1 Billion people worldwide at risk of being displaced by a 1 meter rise in sea level.
15 The number of million people in Bangladesh displaced with a 1-meter rise in sea level.
28,542 The number of people in Morocco displaced with a 6-inch (152.4 mm) rise in sea level.
21,378 The number of people in New Zealand displaced with a 6-inch (152.4 mm) rise in sea level.
560,000 The number of people in Guyana displaced with a 1 meter rise in sea level.
13,132,741 The number of people (16%) in Egypt impacted by a 1.4 meter rise in sea level.
4,732,734 The number of people in Latin America and The Caribbean impacted by a 2 meter rise in sea level.
13,132,741 The number of people in Vietnam (35%) impacted by a 5 meter rise in sea level.
3,465,940 The maximum number of people in the Mid-Atlantic region of the United States who would be affected by a 1 meter rise in sea level.
10 Percentage of world’s population living in vulnerable coastal lowlands less than 10 meters above sea level.
70 Percentage of the world’s population that lives on coastal plains.
10 Percentage of land by 2100 that could be lost in Miami, Tampa, New Orleans, and Virginia Beach by a projected 1 meter rise in sea level.
978,000 The number of people in Vietnam displaced with a 1 meter rise in sea level.

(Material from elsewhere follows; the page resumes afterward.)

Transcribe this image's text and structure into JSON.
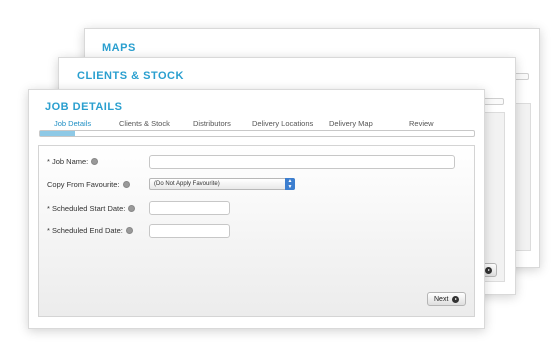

168.3 By 2080, the amount (in millions) that the damage to Peru will cost due to flooding of infrastructure, houses and fisheries.
1.5 The amount of people (in millions) that must evacuate Alexandria, Egypt if there is a .5 meter rise in sea level.
46,683,288 The number of people in Southeast Asia and northern Australia that a 1-meter rise in sea level would affect
25,981 The number of Alaskans facing displacement in the event of a 1 m rise in sea level.
13,557,709 The population in the Amazon Delta Region that would be affected by a 1-meter rise in sea level.
12,242,182 The number of people in Northwestern Europe that would face displacement after a one-meter sea level rise.
107,940,000 The global population affected by a one-meter sea level rise.
150,000,000 The number of people in the world displaced by 2050 with a 0.09 m to 0.88 m rise in sea level.
72,000,000 The number of people in China displaced with a 1 m rise in sea level.
180,000 The number of people in Senegal displaced with a 1 m rise in sea level.
11,000 The number of people living in Tuvalu, all of whom will be displaced with a 0.88 m rise in sea level.
9,000 The number of people in Tonga displaced with a 1 m rise in sea level.